▶ [DIRECTIONS FOR THIS TASK] Each line below should be quoted exactly, please.

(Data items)
---

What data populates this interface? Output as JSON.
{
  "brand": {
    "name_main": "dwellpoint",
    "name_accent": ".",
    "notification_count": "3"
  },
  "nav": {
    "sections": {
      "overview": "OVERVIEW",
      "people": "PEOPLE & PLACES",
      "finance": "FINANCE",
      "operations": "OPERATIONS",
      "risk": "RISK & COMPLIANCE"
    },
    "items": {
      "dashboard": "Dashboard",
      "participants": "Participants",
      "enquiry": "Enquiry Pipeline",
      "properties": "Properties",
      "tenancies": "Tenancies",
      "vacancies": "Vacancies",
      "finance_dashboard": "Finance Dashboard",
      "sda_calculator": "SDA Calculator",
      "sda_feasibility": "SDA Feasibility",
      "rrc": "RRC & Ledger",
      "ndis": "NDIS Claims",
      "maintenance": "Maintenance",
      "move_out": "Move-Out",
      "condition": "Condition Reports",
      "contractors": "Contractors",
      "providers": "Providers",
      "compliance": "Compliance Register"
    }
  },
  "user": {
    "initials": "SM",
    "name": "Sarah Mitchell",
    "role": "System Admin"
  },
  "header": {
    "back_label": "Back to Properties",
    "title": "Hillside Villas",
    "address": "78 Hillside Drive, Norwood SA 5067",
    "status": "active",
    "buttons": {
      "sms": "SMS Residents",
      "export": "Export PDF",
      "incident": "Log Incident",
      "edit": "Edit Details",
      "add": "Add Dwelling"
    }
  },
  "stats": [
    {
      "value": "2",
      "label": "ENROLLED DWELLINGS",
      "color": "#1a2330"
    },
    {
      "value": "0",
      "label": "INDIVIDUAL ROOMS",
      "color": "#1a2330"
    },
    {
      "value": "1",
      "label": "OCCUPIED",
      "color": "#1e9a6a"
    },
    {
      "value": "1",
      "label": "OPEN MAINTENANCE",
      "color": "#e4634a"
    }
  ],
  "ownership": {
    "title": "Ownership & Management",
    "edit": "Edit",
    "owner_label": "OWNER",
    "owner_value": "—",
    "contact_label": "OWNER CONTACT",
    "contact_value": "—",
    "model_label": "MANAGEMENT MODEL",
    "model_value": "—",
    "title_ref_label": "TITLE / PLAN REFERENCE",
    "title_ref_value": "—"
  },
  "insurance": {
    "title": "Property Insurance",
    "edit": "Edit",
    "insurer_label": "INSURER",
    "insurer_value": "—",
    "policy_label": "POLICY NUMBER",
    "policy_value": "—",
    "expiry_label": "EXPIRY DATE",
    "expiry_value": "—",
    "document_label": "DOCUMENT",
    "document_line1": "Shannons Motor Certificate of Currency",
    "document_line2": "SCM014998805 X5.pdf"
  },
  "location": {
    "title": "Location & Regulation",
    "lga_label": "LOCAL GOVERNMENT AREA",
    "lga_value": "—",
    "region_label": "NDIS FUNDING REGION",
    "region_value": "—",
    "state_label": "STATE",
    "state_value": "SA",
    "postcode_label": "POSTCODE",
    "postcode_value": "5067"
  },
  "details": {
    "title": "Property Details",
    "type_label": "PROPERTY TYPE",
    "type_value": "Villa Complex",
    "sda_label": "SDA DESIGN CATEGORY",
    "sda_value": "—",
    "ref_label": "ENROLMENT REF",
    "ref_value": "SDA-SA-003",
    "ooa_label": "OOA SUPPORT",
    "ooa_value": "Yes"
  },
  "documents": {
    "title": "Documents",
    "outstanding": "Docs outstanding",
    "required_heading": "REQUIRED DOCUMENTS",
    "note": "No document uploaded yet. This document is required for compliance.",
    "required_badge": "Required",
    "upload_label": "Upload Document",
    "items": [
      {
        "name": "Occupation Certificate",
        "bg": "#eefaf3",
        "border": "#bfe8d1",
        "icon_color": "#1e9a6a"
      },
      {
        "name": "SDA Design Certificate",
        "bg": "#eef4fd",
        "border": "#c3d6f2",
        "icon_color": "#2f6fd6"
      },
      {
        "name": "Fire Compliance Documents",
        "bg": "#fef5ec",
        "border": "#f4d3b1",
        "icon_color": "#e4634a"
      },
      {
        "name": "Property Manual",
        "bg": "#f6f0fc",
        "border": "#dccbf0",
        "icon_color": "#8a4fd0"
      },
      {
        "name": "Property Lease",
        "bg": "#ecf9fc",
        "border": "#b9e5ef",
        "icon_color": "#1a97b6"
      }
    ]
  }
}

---

▶ [ANSWER TO THIS EXERCISE]
What data populates this interface? Output as JSON.
{
  "brand": {
    "name_main": "dwellpoint",
    "name_accent": ".",
    "notification_count": "3"
  },
  "nav": {
    "sections": {
      "overview": "OVERVIEW",
      "people": "PEOPLE & PLACES",
      "finance": "FINANCE",
      "operations": "OPERATIONS",
      "risk": "RISK & COMPLIANCE"
    },
    "items": {
      "dashboard": "Dashboard",
      "participants": "Participants",
      "enquiry": "Enquiry Pipeline",
      "properties": "Properties",
      "tenancies": "Tenancies",
      "vacancies": "Vacancies",
      "finance_dashboard": "Finance Dashboard",
      "sda_calculator": "SDA Calculator",
      "sda_feasibility": "SDA Feasibility",
      "rrc": "RRC & Ledger",
      "ndis": "NDIS Claims",
      "maintenance": "Maintenance",
      "move_out": "Move-Out",
      "condition": "Condition Reports",
      "contractors": "Contractors",
      "providers": "Providers",
      "compliance": "Compliance Register"
    }
  },
  "user": {
    "initials": "SM",
    "name": "Sarah Mitchell",
    "role": "System Admin"
  },
  "header": {
    "back_label": "Back to Properties",
    "title": "Hillside Villas",
    "address": "78 Hillside Drive, Norwood SA 5067",
    "status": "active",
    "buttons": {
      "sms": "SMS Residents",
      "export": "Export PDF",
      "incident": "Log Incident",
      "edit": "Edit Details",
      "add": "Add Dwelling"
    }
  },
  "stats": [
    {
      "value": "2",
      "label": "ENROLLED DWELLINGS",
      "color": "#1a2330"
    },
    {
      "value": "0",
      "label": "INDIVIDUAL ROOMS",
      "color": "#1a2330"
    },
    {
      "value": "1",
      "label": "OCCUPIED",
      "color": "#1e9a6a"
    },
    {
      "value": "1",
      "label": "OPEN MAINTENANCE",
      "color": "#e4634a"
    }
  ],
  "ownership": {
    "title": "Ownership & Management",
    "edit": "Edit",
    "owner_label": "OWNER",
    "owner_value": "—",
    "contact_label": "OWNER CONTACT",
    "contact_value": "—",
    "model_label": "MANAGEMENT MODEL",
    "model_value": "—",
    "title_ref_label": "TITLE / PLAN REFERENCE",
    "title_ref_value": "—"
  },
  "insurance": {
    "title": "Property Insurance",
    "edit": "Edit",
    "insurer_label": "INSURER",
    "insurer_value": "—",
    "policy_label": "POLICY NUMBER",
    "policy_value": "—",
    "expiry_label": "EXPIRY DATE",
    "expiry_value": "—",
    "document_label": "DOCUMENT",
    "document_line1": "Shannons Motor Certificate of Currency",
    "document_line2": "SCM014998805 X5.pdf"
  },
  "location": {
    "title": "Location & Regulation",
    "lga_label": "LOCAL GOVERNMENT AREA",
    "lga_value": "—",
    "region_label": "NDIS FUNDING REGION",
    "region_value": "—",
    "state_label": "STATE",
    "state_value": "SA",
    "postcode_label": "POSTCODE",
    "postcode_value": "5067"
  },
  "details": {
    "title": "Property Details",
    "type_label": "PROPERTY TYPE",
    "type_value": "Villa Complex",
    "sda_label": "SDA DESIGN CATEGORY",
    "sda_value": "—",
    "ref_label": "ENROLMENT REF",
    "ref_value": "SDA-SA-003",
    "ooa_label": "OOA SUPPORT",
    "ooa_value": "Yes"
  },
  "documents": {
    "title": "Documents",
    "outstanding": "Docs outstanding",
    "required_heading": "REQUIRED DOCUMENTS",
    "note": "No document uploaded yet. This document is required for compliance.",
    "required_badge": "Required",
    "upload_label": "Upload Document",
    "items": [
      {
        "name": "Occupation Certificate",
        "bg": "#eefaf3",
        "border": "#bfe8d1",
        "icon_color": "#1e9a6a"
      },
      {
        "name": "SDA Design Certificate",
        "bg": "#eef4fd",
        "border": "#c3d6f2",
        "icon_color": "#2f6fd6"
      },
      {
        "name": "Fire Compliance Documents",
        "bg": "#fef5ec",
        "border": "#f4d3b1",
        "icon_color": "#e4634a"
      },
      {
        "name": "Property Manual",
        "bg": "#f6f0fc",
        "border": "#dccbf0",
        "icon_color": "#8a4fd0"
      },
      {
        "name": "Property Lease",
        "bg": "#ecf9fc",
        "border": "#b9e5ef",
        "icon_color": "#1a97b6"
      }
    ]
  }
}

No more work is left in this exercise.